» **RECORDS SHOWN**:
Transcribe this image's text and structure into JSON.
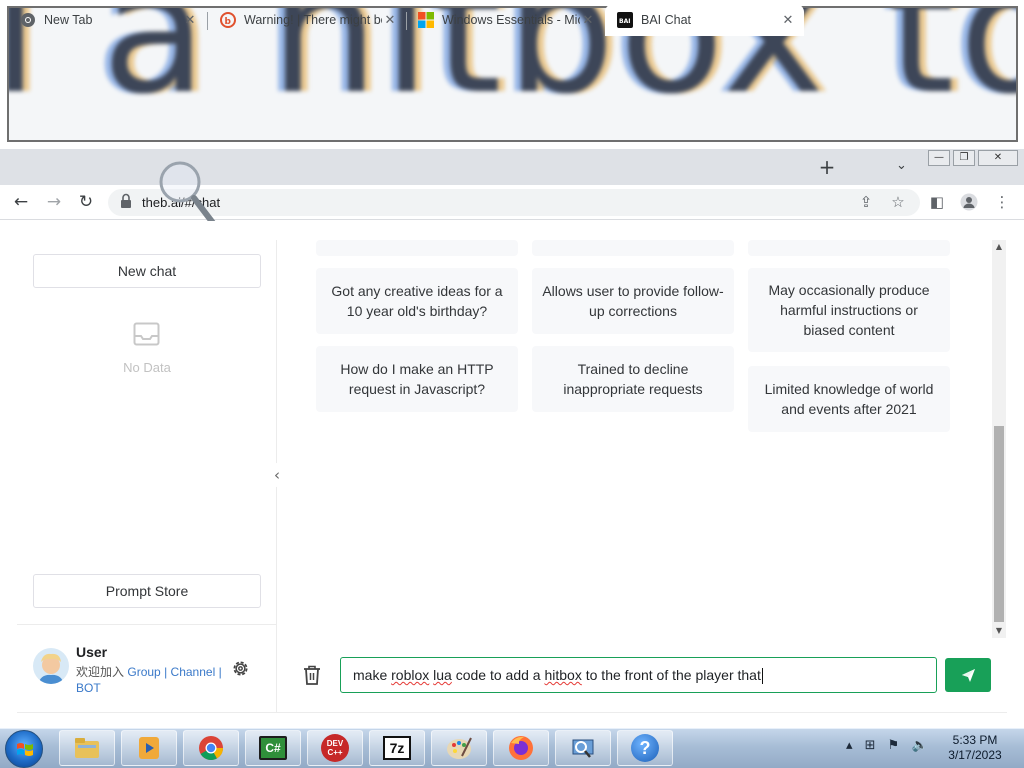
{
  "magnifier": {
    "text": "l a hitbox to"
  },
  "browser": {
    "tabs": [
      {
        "title": "New Tab",
        "active": false
      },
      {
        "title": "Warning! | There might be",
        "active": false
      },
      {
        "title": "Windows Essentials - Mic",
        "active": false
      },
      {
        "title": "BAI Chat",
        "active": true
      }
    ],
    "new_tab_label": "+",
    "url": "theb.ai/#/chat"
  },
  "sidebar": {
    "new_chat_label": "New chat",
    "empty_label": "No Data",
    "prompt_store_label": "Prompt Store",
    "user": {
      "name": "User",
      "join_text": "欢迎加入",
      "group_link": "Group",
      "channel_link": "Channel",
      "bot_link": "BOT",
      "separator": "|"
    }
  },
  "cards": {
    "col1": [
      "Got any creative ideas for a 10 year old's birthday?",
      "How do I make an HTTP request in Javascript?"
    ],
    "col2": [
      "Allows user to provide follow-up corrections",
      "Trained to decline inappropriate requests"
    ],
    "col3": [
      "May occasionally produce harmful instructions or biased content",
      "Limited knowledge of world and events after 2021"
    ]
  },
  "composer": {
    "text_before": "make ",
    "word_roblox": "roblox",
    "space1": " ",
    "word_lua": "lua",
    "text_middle": " code to add a ",
    "word_hitbox": "hitbox",
    "text_after": " to the front of the player that"
  },
  "taskbar": {
    "apps": [
      "file-explorer",
      "media-player",
      "chrome",
      "csharp-editor",
      "dev-cpp",
      "7zip",
      "paint",
      "firefox",
      "network-tool",
      "help"
    ],
    "devcpp_label": "DEV C++",
    "sevenzip_label": "7z",
    "csharp_label": "C#",
    "help_label": "?",
    "time": "5:33 PM",
    "date": "3/17/2023"
  },
  "colors": {
    "accent": "#18a058",
    "link": "#3a79c9",
    "card_bg": "#f7f8fa"
  }
}
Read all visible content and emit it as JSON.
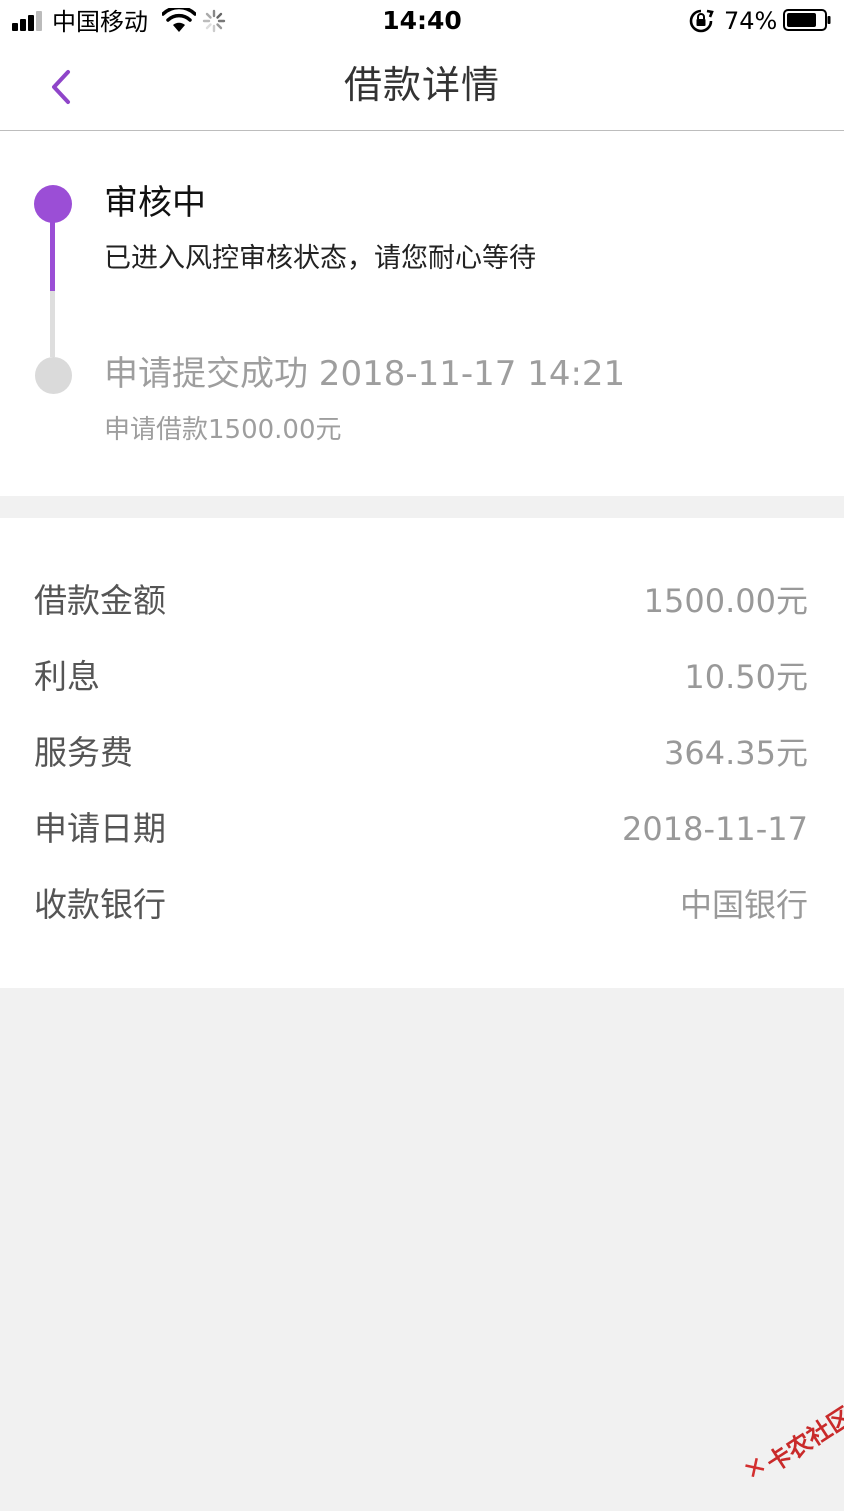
{
  "status_bar": {
    "carrier": "中国移动",
    "time": "14:40",
    "battery_pct": "74%"
  },
  "nav": {
    "title": "借款详情"
  },
  "progress": {
    "steps": [
      {
        "title": "审核中",
        "desc": "已进入风控审核状态，请您耐心等待",
        "active": true
      },
      {
        "title": "申请提交成功 2018-11-17 14:21",
        "desc": "申请借款1500.00元",
        "active": false
      }
    ],
    "accent_color": "#9b4ed6"
  },
  "details": {
    "rows": [
      {
        "label": "借款金额",
        "value": "1500.00元"
      },
      {
        "label": "利息",
        "value": "10.50元"
      },
      {
        "label": "服务费",
        "value": "364.35元"
      },
      {
        "label": "申请日期",
        "value": "2018-11-17"
      },
      {
        "label": "收款银行",
        "value": "中国银行"
      }
    ]
  },
  "watermark": {
    "text": "卡农社区"
  }
}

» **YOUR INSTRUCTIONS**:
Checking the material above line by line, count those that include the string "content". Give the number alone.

» **RESULT**:
2